71% of Kids Cyberbullied: How to Protect Your Kids
UCLA’s study citing that 71% of 12-17 year olds have been cyberbullied in the last year is indeed concerning, but most worrisome to me is that only 1 in 10 kids reports the bullying to parents or adults, citing several reasons for their hesitation:
The most common reason for not telling an adult, cited by half the bullied participants, was that teens believe they “need to learn to deal with it.” In addition, 31 percent reported that they do not tell because they are concerned their parents might restrict their Internet access. This concern was especially common among girls between the ages of 12 and 14, with 46 percent fearing restrictions, compared with 27 percent of boys in the same age group. One-third of 12-to-14-year-olds reported that they didn’t tell an adult out of fear that they could get into trouble with their parents.
What are parents to do? Being proactive is the best way for parents to prevent their children from being victims of continual cyberbullying. Teaching your kids practices and expectations for safe internet surfing and online interactions is the best way to prevent the kids you love from becoming victims. One of the many content areas we at OneSeventeen Media are excited to address is digital citizenship. We look forward to partnering with the PlumbBrain community to tackle tough topics like cyberbullying and provide practical, useful solutions and resources for kids and parents.
An idea I find appealing is to create an Internet User Policy for your household, with adults and kids contributing in the process. Schools, libraries, community centers and most any public access points have Internet User Polices, and maybe your home should too.
Creating a policy would be a great way for parents to share their knowledge about digital citizenship, as well as provide strategies for dealing with cyberbullies. Be sure to make this process a conversation with your kids and solicit their input for what they think is fair and helpful to them. As part of the conversation, I would definitely include for kids (on an age appropriate level) concerns about cyberbullying. Consider phrasing it in a way that affirms their abilities to deal with negative influences/comments correctly, but points out how cyberbullying can quickly escalate out of control. Also make sure that your kids understand what cyberbullying is so that they aren’t perpetuating the cycle.

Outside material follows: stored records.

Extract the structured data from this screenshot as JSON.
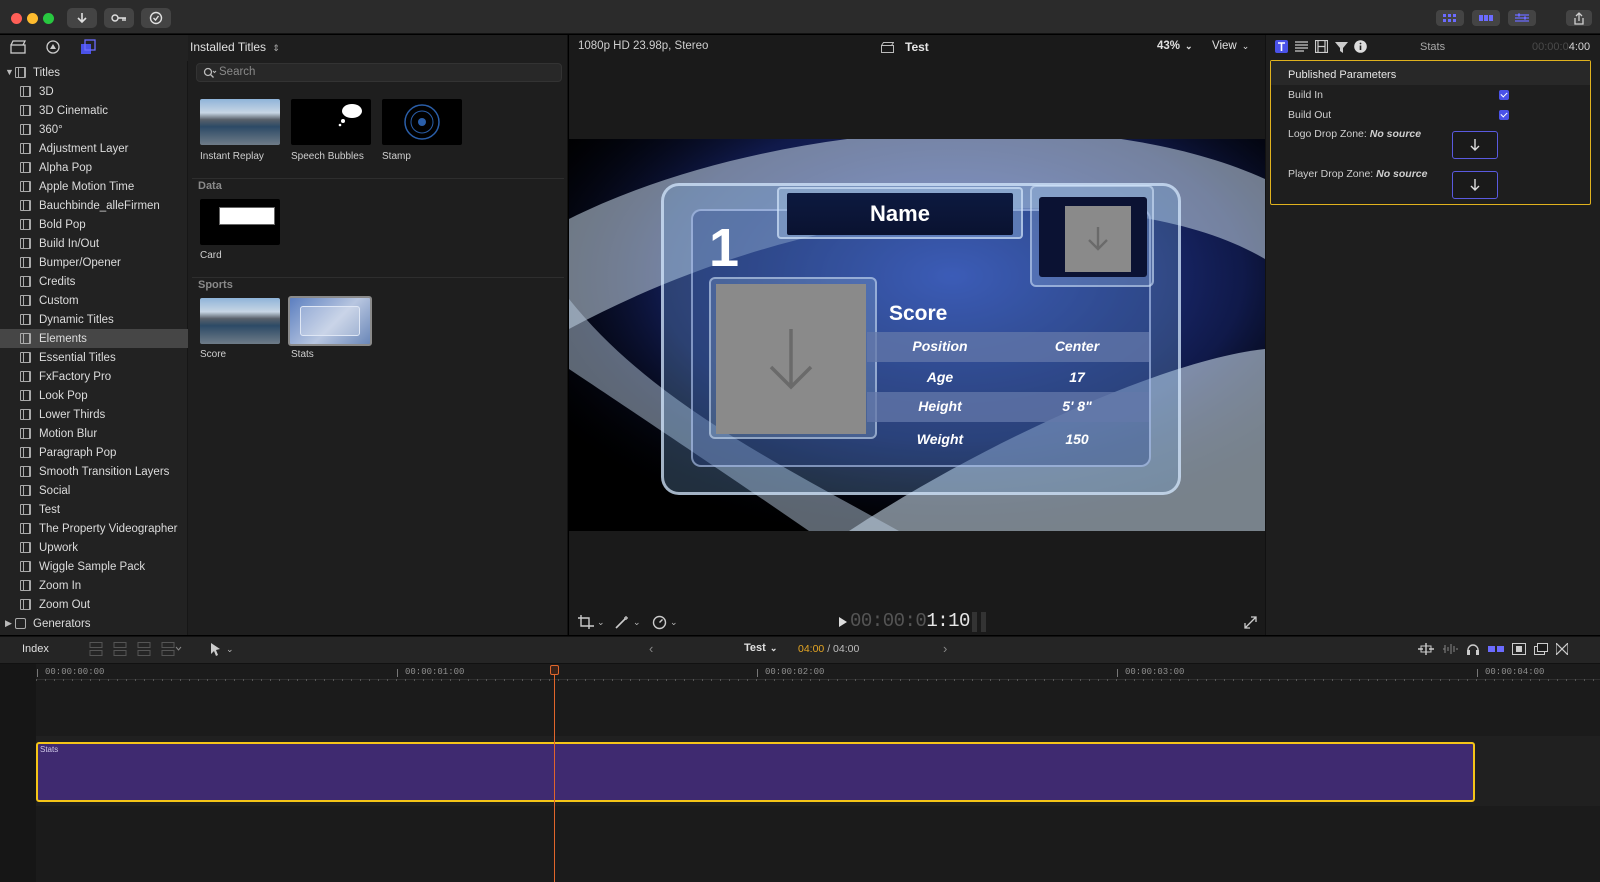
{
  "window": {
    "traffic_lights": [
      "#ff5f57",
      "#febc2e",
      "#28c840"
    ]
  },
  "library": {
    "header": "Installed Titles",
    "search_placeholder": "Search"
  },
  "sidebar": {
    "items": [
      {
        "label": "Titles",
        "kind": "folder"
      },
      {
        "label": "3D"
      },
      {
        "label": "3D Cinematic"
      },
      {
        "label": "360°"
      },
      {
        "label": "Adjustment Layer"
      },
      {
        "label": "Alpha Pop"
      },
      {
        "label": "Apple Motion Time"
      },
      {
        "label": "Bauchbinde_alleFirmen"
      },
      {
        "label": "Bold Pop"
      },
      {
        "label": "Build In/Out"
      },
      {
        "label": "Bumper/Opener"
      },
      {
        "label": "Credits"
      },
      {
        "label": "Custom"
      },
      {
        "label": "Dynamic Titles"
      },
      {
        "label": "Elements",
        "selected": true
      },
      {
        "label": "Essential Titles"
      },
      {
        "label": "FxFactory Pro"
      },
      {
        "label": "Look Pop"
      },
      {
        "label": "Lower Thirds"
      },
      {
        "label": "Motion Blur"
      },
      {
        "label": "Paragraph Pop"
      },
      {
        "label": "Smooth Transition Layers"
      },
      {
        "label": "Social"
      },
      {
        "label": "Test"
      },
      {
        "label": "The Property Videographer"
      },
      {
        "label": "Upwork"
      },
      {
        "label": "Wiggle Sample Pack"
      },
      {
        "label": "Zoom In"
      },
      {
        "label": "Zoom Out"
      },
      {
        "label": "Generators",
        "kind": "folder"
      }
    ]
  },
  "browser": {
    "items_top": [
      {
        "label": "Instant Replay"
      },
      {
        "label": "Speech Bubbles"
      },
      {
        "label": "Stamp"
      }
    ],
    "section_data": "Data",
    "items_data": [
      {
        "label": "Card"
      }
    ],
    "section_sports": "Sports",
    "items_sports": [
      {
        "label": "Score"
      },
      {
        "label": "Stats"
      }
    ]
  },
  "viewer": {
    "format": "1080p HD 23.98p, Stereo",
    "project": "Test",
    "zoom": "43%",
    "view_menu": "View",
    "timecode_dim": "00:00:0",
    "timecode_bright": "1:10"
  },
  "graphic": {
    "number": "1",
    "name": "Name",
    "score": "Score",
    "rows": [
      {
        "label": "Position",
        "value": "Center"
      },
      {
        "label": "Age",
        "value": "17"
      },
      {
        "label": "Height",
        "value": "5' 8\""
      },
      {
        "label": "Weight",
        "value": "150"
      }
    ]
  },
  "inspector": {
    "title": "Stats",
    "duration_dim": "00:00:0",
    "duration_bright": "4:00",
    "section": "Published Parameters",
    "build_in": "Build In",
    "build_out": "Build Out",
    "build_in_checked": true,
    "build_out_checked": true,
    "logo_label": "Logo Drop Zone:",
    "logo_value": "No source",
    "player_label": "Player Drop Zone:",
    "player_value": "No source"
  },
  "timeline": {
    "index": "Index",
    "project": "Test",
    "position": "04:00",
    "duration": "/ 04:00",
    "ruler": [
      "00:00:00:00",
      "00:00:01:00",
      "00:00:02:00",
      "00:00:03:00",
      "00:00:04:00"
    ],
    "clip_name": "Stats",
    "colors": {
      "clip": "#3f2a70",
      "clip_border": "#f5c518",
      "playhead": "#e0652b",
      "accent": "#5a5ae8"
    }
  }
}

In regards to cyberbullying reporting, outline for kids some possible options/outcomes if they were to present you with a case of cyberbullying. You can address some of the concerns of teens who don’t report problems to reinforce for your child that you’re a safe place to turn. This requires parents to be a bit tech savvy, but depending on the circumstances, have some options available. If kids think reporting online problems to you means they’ll get internet privileges taken away, they’ll stay mum to protect their online social standing. Suggestions include (but aren’t limited to, and not all are appropriate for various situations) changing passwords, changing user names, blocking individuals, adjusting privacy settings, avoiding problematic sites, reporting abusive behavior to site administrators and the ones your kids won’t like — talking to the bully’s parents or school administrators. See if you can’t find some common ground with your kids to set guidelines you can both live with.
Other areas to consider addressing in your home user policy — hours for computer usage, content, visibility, parent oversight and privacy. We’d love to hear from any parents or youth who have home user policies, or suggestions for what to include in a policy. We look forward to being able to provide more resources, templates interactive activities, and member content addressing digital citizenship and cyberbullying through PlumbBrain.
(Image found here)
Entry filed under: Cyberbullying, Digital Citizenship, Kids, OneSeventeen Media, Online Safety, Parents, PlumbBrain. Tags: 71% of kids victims of cyberbullying, cyberbully, internet user policy, preventing cyberbullying, UCLA.